As parents, we spend endless amounts of time worrying about the safety of our children. We seek to minimize risk and protect our kids from the cruelty of the world around us. But risk is not limited to the outside world. The hard truth is that often the people who harm children are not strangers lurking at school bus stops, but trusted members of our inner circles. In fact, according to RAINN, only 7% percent of perpetrators of sexual abuse against children are strangers. The remaining 93% of abusers are acquaintances and family members.
I was a child abuse investigator for over a decade and the fact of the matter is, this subject is taboo in normal conversations. But just because it’s uncomfortable, doesn’t mean we skip teaching safety habits for kids — even our youngest children.
Sexual abuse is a dark part of our society and can be an uncomfortable subject to broach in our own households. Many parents struggle to find the words to discuss these things with their children on a regular basis. Often we only talk about strangers and “good touch/bad touch”. Even more often, people depend on schools and teachers to provide safety training for their children, which limits their exposure to this information until they are school age. But as soon as your child has language, they can and need to be talking about their bodies. This means these are conversations that should be happening in some form by the age of 2. It’s never too early or too late to start this dialogue and please do it sooner than later. I’ve watched kids as young as 3 become critical parts of their own investigations because they had such a good grasp of proper language. It’s an amazing and empowering thing to witness.
These are 3 healthy body safety habits for toddlers I work on right now with my 2 year old:
1. Use proper words for body parts.
We teach our kids the correct words for everything else, right? Eyes are eyes. Lips are lips. Knees are knees. Vaginas are vaginas and penises are penises. I totally understand it can feel a little weird at first to use these words while looking at their cute little faces. But believe me when I say it is an invaluable tool for their overall body awareness and safety. Yes, through the use of anatomy identification during an interview, a trained professional will be able to discern what a child means if they use the word “cookie” instead of “vagina” but why? Your child needs to be able to identify their own body parts as soon as possible for the simple purpose of being able to get help when needed.
This is a tool not limited just to the scope of sexual abuse. If your daughter sprained her ankle at school, would you want a teacher to have to figure out what she meant because she called it her “special place?” No, of course not. If you have discomfort talking about body parts, your child will have discomfort as well and this creates a potential to perpetuate an abusive situation. There are only so many things we can control in this world and this is a wonderful way to empower yourself and your child at a very early age.
2. Don’t use the word “secret”.
It may sound drastic but we don’t allow the word “secret” in our house. The old saying “secrets secrets are no fun, secrets secrets hurt someone” doesn’t just refer to playground banter. By definition, a secret is “something that is kept or meant to be kept unknown to others”. Perpetrators of sexual abuse use secrets to keep their behavior between them and the child they are hurting. So keeping a secret, even about things as simple as birthday presents, is simply a no-no.

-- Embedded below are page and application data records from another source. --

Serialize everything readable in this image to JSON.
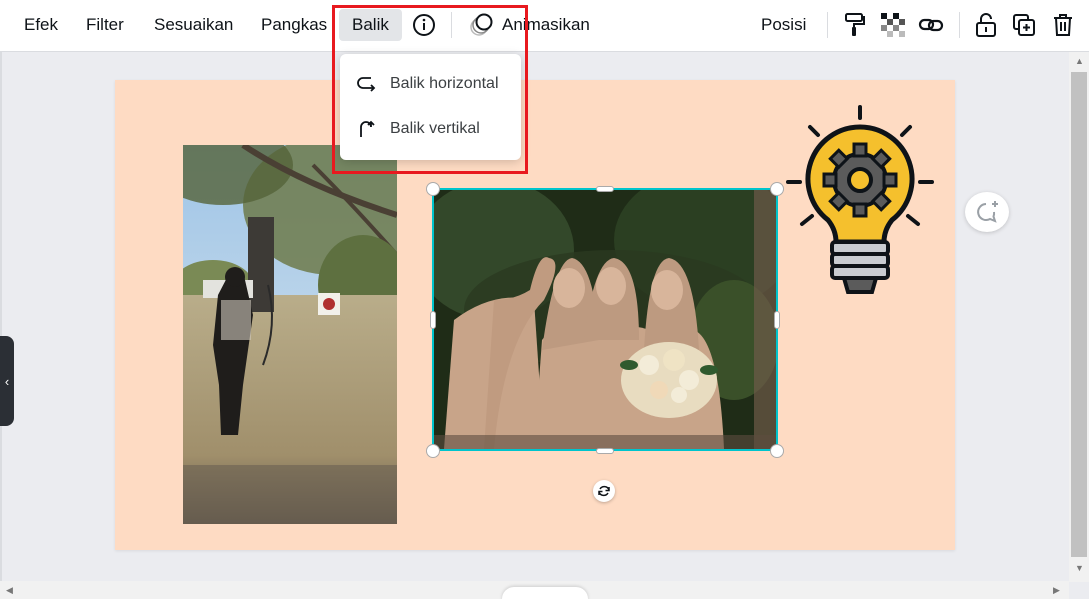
{
  "toolbar": {
    "efek": "Efek",
    "filter": "Filter",
    "sesuaikan": "Sesuaikan",
    "pangkas": "Pangkas",
    "balik": "Balik",
    "animasikan": "Animasikan",
    "posisi": "Posisi",
    "icons": [
      "info-icon",
      "animate-icon",
      "paint-roller-icon",
      "transparency-icon",
      "link-icon",
      "lock-icon",
      "duplicate-icon",
      "trash-icon"
    ]
  },
  "dropdown": {
    "items": [
      {
        "label": "Balik horizontal",
        "icon": "flip-horizontal-icon"
      },
      {
        "label": "Balik vertikal",
        "icon": "flip-vertical-icon"
      }
    ]
  },
  "colors": {
    "page_background": "#fedbc3",
    "selection": "#00c4cc",
    "highlight": "#e8191f",
    "bulb_yellow": "#f5c02d"
  }
}
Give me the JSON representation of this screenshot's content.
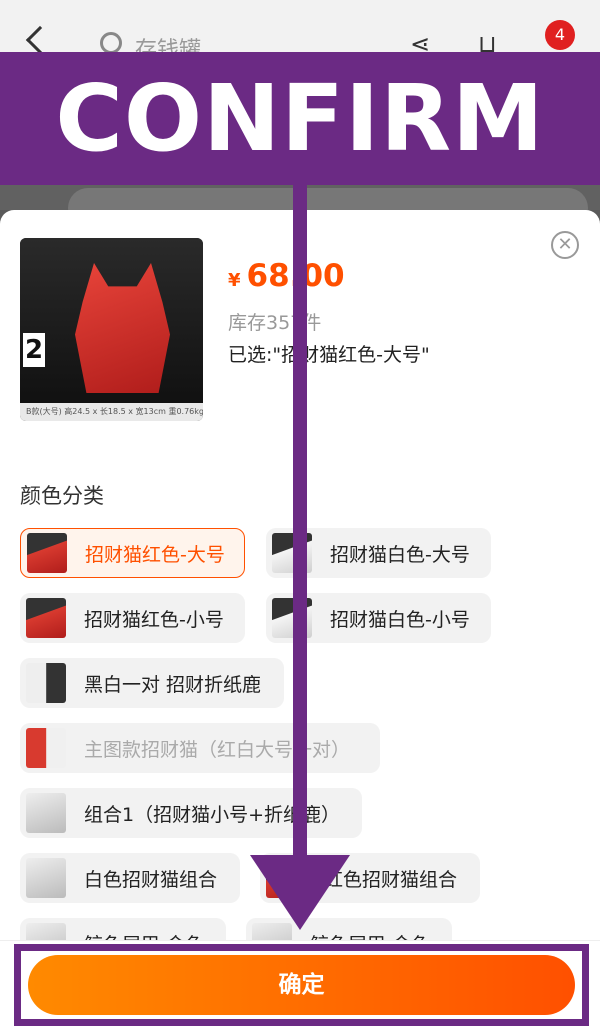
{
  "appbar": {
    "search_text": "存钱罐",
    "cart_badge": "4",
    "share_icon": "share-icon",
    "cart_icon": "cart-icon"
  },
  "banner": {
    "text": "CONFIRM"
  },
  "product": {
    "image_number": "2",
    "image_caption": "B款(大号)   高24.5 x 长18.5 x 宽13cm  重0.76kg",
    "currency": "¥",
    "price": "68.00",
    "stock": "库存357件",
    "selected": "已选:\"招财猫红色-大号\""
  },
  "sku": {
    "title": "颜色分类",
    "options": [
      {
        "label": "招财猫红色-大号",
        "state": "selected"
      },
      {
        "label": "招财猫白色-大号",
        "state": "normal"
      },
      {
        "label": "招财猫红色-小号",
        "state": "normal"
      },
      {
        "label": "招财猫白色-小号",
        "state": "normal"
      },
      {
        "label": "黑白一对 招财折纸鹿",
        "state": "normal"
      },
      {
        "label": "主图款招财猫（红白大号一对）",
        "state": "disabled"
      },
      {
        "label": "组合1（招财猫小号+折纸鹿）",
        "state": "normal"
      },
      {
        "label": "白色招财猫组合",
        "state": "normal"
      },
      {
        "label": "红色招财猫组合",
        "state": "normal"
      },
      {
        "label": "鲸鱼尾巴 金色",
        "state": "normal"
      },
      {
        "label": "鲸鱼尾巴 金色",
        "state": "normal"
      }
    ]
  },
  "confirm": {
    "label": "确定"
  },
  "colors": {
    "accent": "#ff5000",
    "annotation": "#6b2a84"
  }
}
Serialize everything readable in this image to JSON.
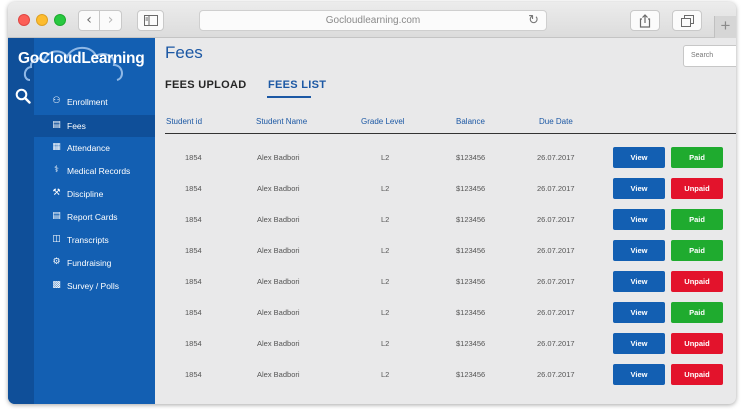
{
  "browser": {
    "url": "Gocloudlearning.com",
    "back_glyph": "‹",
    "forward_glyph": "›",
    "reload_glyph": "↻",
    "new_tab_glyph": "+"
  },
  "sidebar": {
    "logo_text": "GoCloudLearning",
    "items": [
      {
        "label": "Enrollment",
        "icon": "people-icon",
        "active": false
      },
      {
        "label": "Fees",
        "icon": "card-icon",
        "active": true
      },
      {
        "label": "Attendance",
        "icon": "calendar-icon",
        "active": false
      },
      {
        "label": "Medical Records",
        "icon": "stethoscope-icon",
        "active": false
      },
      {
        "label": "Discipline",
        "icon": "gavel-icon",
        "active": false
      },
      {
        "label": "Report Cards",
        "icon": "report-icon",
        "active": false
      },
      {
        "label": "Transcripts",
        "icon": "book-icon",
        "active": false
      },
      {
        "label": "Fundraising",
        "icon": "fundraising-icon",
        "active": false
      },
      {
        "label": "Survey / Polls",
        "icon": "poll-icon",
        "active": false
      }
    ]
  },
  "main": {
    "title": "Fees",
    "search_placeholder": "Search",
    "tabs": {
      "upload": "FEES UPLOAD",
      "list": "FEES LIST",
      "active": "list"
    },
    "columns": {
      "student_id": "Student id",
      "student_name": "Student Name",
      "grade": "Grade Level",
      "balance": "Balance",
      "due_date": "Due Date"
    },
    "view_label": "View",
    "paid_label": "Paid",
    "unpaid_label": "Unpaid",
    "rows": [
      {
        "id": "1854",
        "name": "Alex Badbori",
        "grade": "L2",
        "balance": "$123456",
        "due": "26.07.2017",
        "status": "Paid"
      },
      {
        "id": "1854",
        "name": "Alex Badbori",
        "grade": "L2",
        "balance": "$123456",
        "due": "26.07.2017",
        "status": "Unpaid"
      },
      {
        "id": "1854",
        "name": "Alex Badbori",
        "grade": "L2",
        "balance": "$123456",
        "due": "26.07.2017",
        "status": "Paid"
      },
      {
        "id": "1854",
        "name": "Alex Badbori",
        "grade": "L2",
        "balance": "$123456",
        "due": "26.07.2017",
        "status": "Paid"
      },
      {
        "id": "1854",
        "name": "Alex Badbori",
        "grade": "L2",
        "balance": "$123456",
        "due": "26.07.2017",
        "status": "Unpaid"
      },
      {
        "id": "1854",
        "name": "Alex Badbori",
        "grade": "L2",
        "balance": "$123456",
        "due": "26.07.2017",
        "status": "Paid"
      },
      {
        "id": "1854",
        "name": "Alex Badbori",
        "grade": "L2",
        "balance": "$123456",
        "due": "26.07.2017",
        "status": "Unpaid"
      },
      {
        "id": "1854",
        "name": "Alex Badbori",
        "grade": "L2",
        "balance": "$123456",
        "due": "26.07.2017",
        "status": "Unpaid"
      }
    ]
  },
  "colors": {
    "sidebar": "#135fb2",
    "accent": "#1c58a4",
    "paid": "#1fab2f",
    "unpaid": "#e3132c"
  }
}
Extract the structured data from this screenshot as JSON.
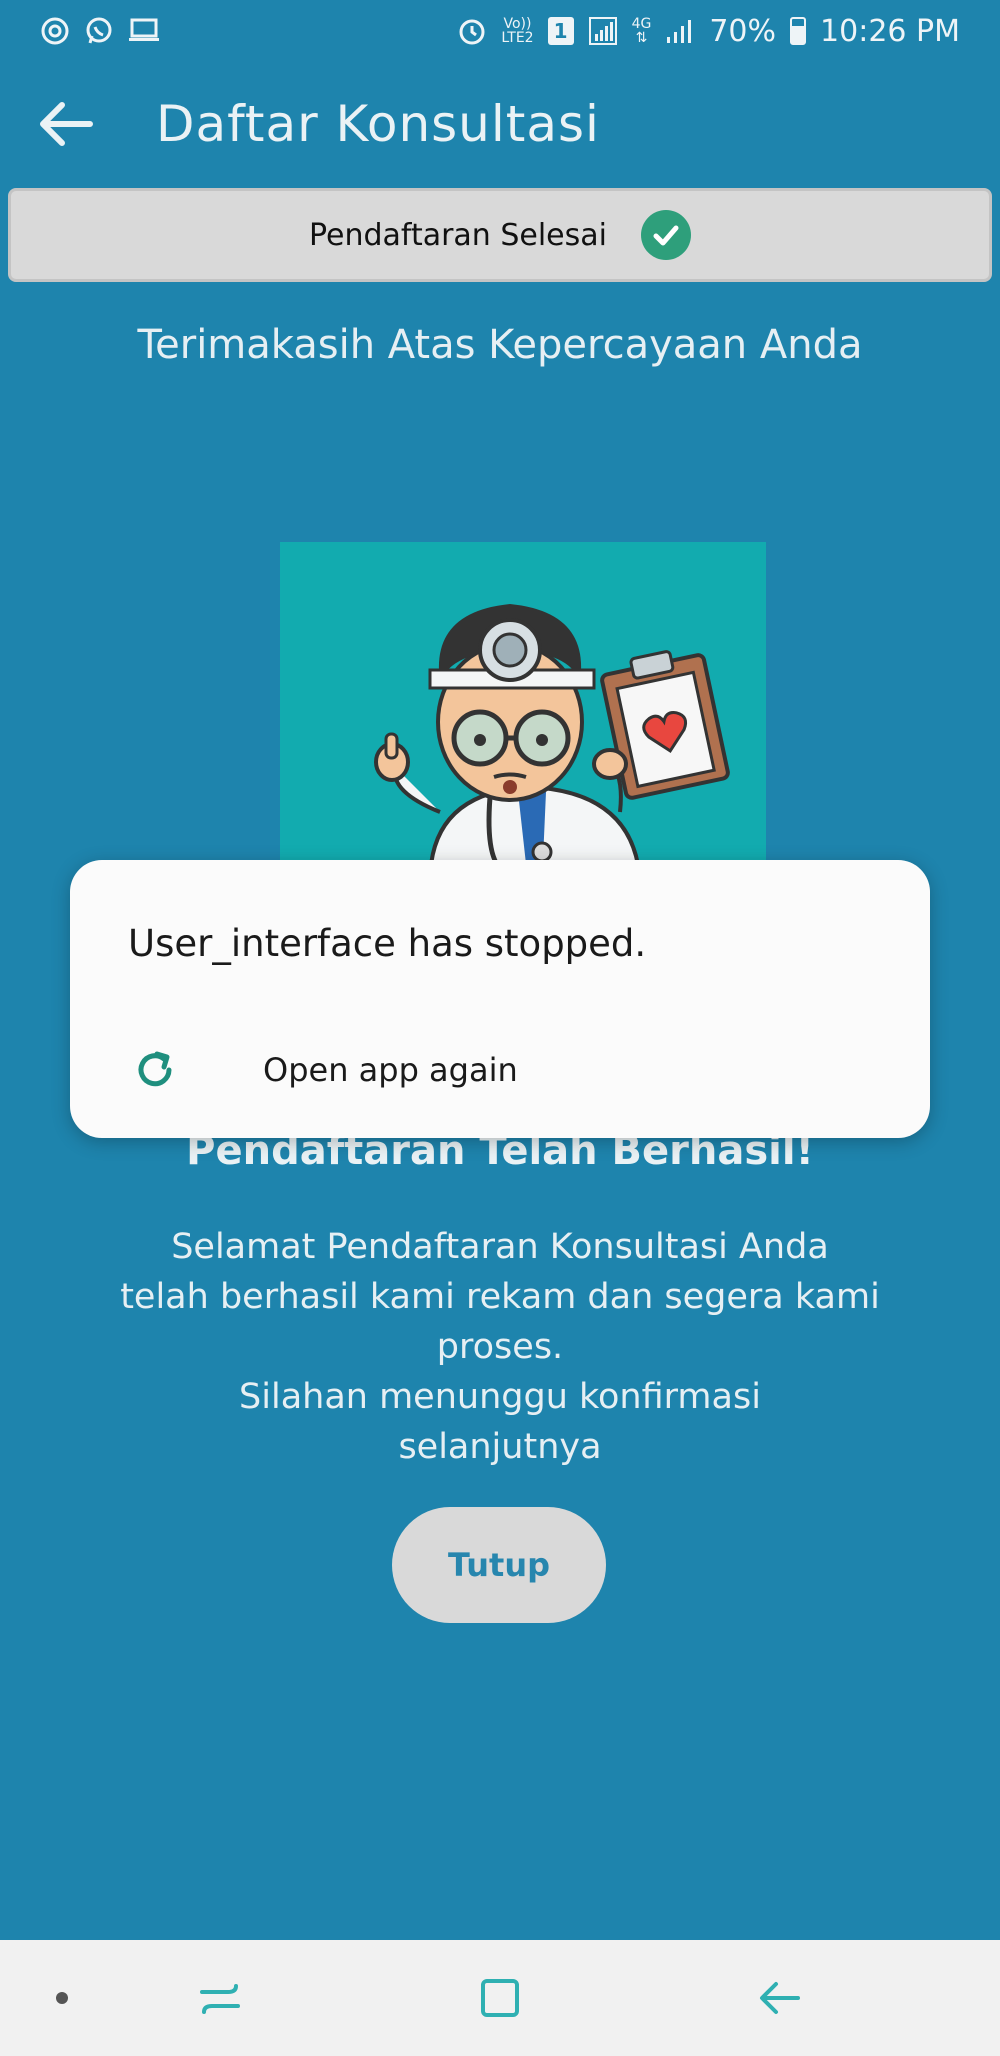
{
  "status_bar": {
    "left_icons": [
      "sync-icon",
      "whatsapp-icon",
      "screen-icon"
    ],
    "alarm_icon": "alarm-icon",
    "volte_top": "Vo))",
    "volte_bottom": "LTE2",
    "sim_number": "1",
    "network_top": "4G",
    "battery_percent": "70%",
    "battery_level": 0.7,
    "time": "10:26 PM"
  },
  "app_bar": {
    "back_icon": "arrow-left-icon",
    "title": "Daftar Konsultasi"
  },
  "banner": {
    "label": "Pendaftaran Selesai",
    "icon": "check-circle-icon",
    "icon_color": "#2e9f7b"
  },
  "thanks_text": "Terimakasih Atas Kepercayaan Anda",
  "success": {
    "title": "Pendaftaran Telah Berhasil!",
    "body": "Selamat Pendaftaran Konsultasi Anda\ntelah berhasil kami rekam dan segera kami\nproses.\nSilahan menunggu konfirmasi\nselanjutnya"
  },
  "close_button_label": "Tutup",
  "crash_dialog": {
    "message": "User_interface has stopped.",
    "reopen_label": "Open app again",
    "reopen_icon": "refresh-icon",
    "accent": "#1f8f7e"
  },
  "nav_bar": {
    "items": [
      "nav-dot-icon",
      "recent-apps-icon",
      "home-icon",
      "back-icon"
    ],
    "icon_color": "#2fb0b2"
  },
  "colors": {
    "background": "#1e84ad",
    "illustration_bg": "#12abaf"
  }
}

But don’t worry, there’s an equally simple solution: use the word surprise! A present for daddy’s birthday can be surprise because eventually, daddy will know what it is. And that is the difference between a surprise and a secret: surprises are meant to be shared with others. Teach your kids that secrets are not okay at home and it will stand out to them if and when an adult attempts to use that word with them.
3. Give politeness a rest.
I think there’s been a positive movement in listening to kids when it comes to their personal space and bodies. In my house, when it comes to touches, we take “no” and “stop it” seriously. I further encourage parents to ease up on the use of “no thank you” when it comes to unwanted touches. There’s a social responsibility to encourage politeness in children. Yet, when it comes to our bodies, we all need a voice that is strong and unapologetic. As an adult, being groped would not be met with a thank you. Children have the same right to be heard loud and clear.
Teaching a child that they have to be polite while protecting themselves from discomfort is contradictory and confusing. On the flip side, teaching them to use strong voices to stop unwanted touches, even from loved ones, gives them confidence they need to use the same voice with strangers. “No means No” starts early for both boys and girls alike. Additionally, that extends to whatever form of “no” they choose to create their space with. Empower this within them!
So that’s how we start these conversations to build body safety habits for toddlers.
It’s possible even with the smallest around us. And just like every good thing, these talks take practice to master. There are opportunities in our every day to have these conversations. For me, the easiest is bath time when I’m helping my child get dressed. But that doesn’t have to be the same for your family. These conversations shift and grow just as our little ones do. Soon, we’ll have to have safety talks about other things like sex, drugs and guns (gahh!). Our babies are sponges and the payoffs of these simple exercises in language and communication are enormous. Not only will your child slowly but surely develop important ways to express themselves, but you will empower yourself as a parent to have a steady dialogue with your kid that can expand on itself through the years.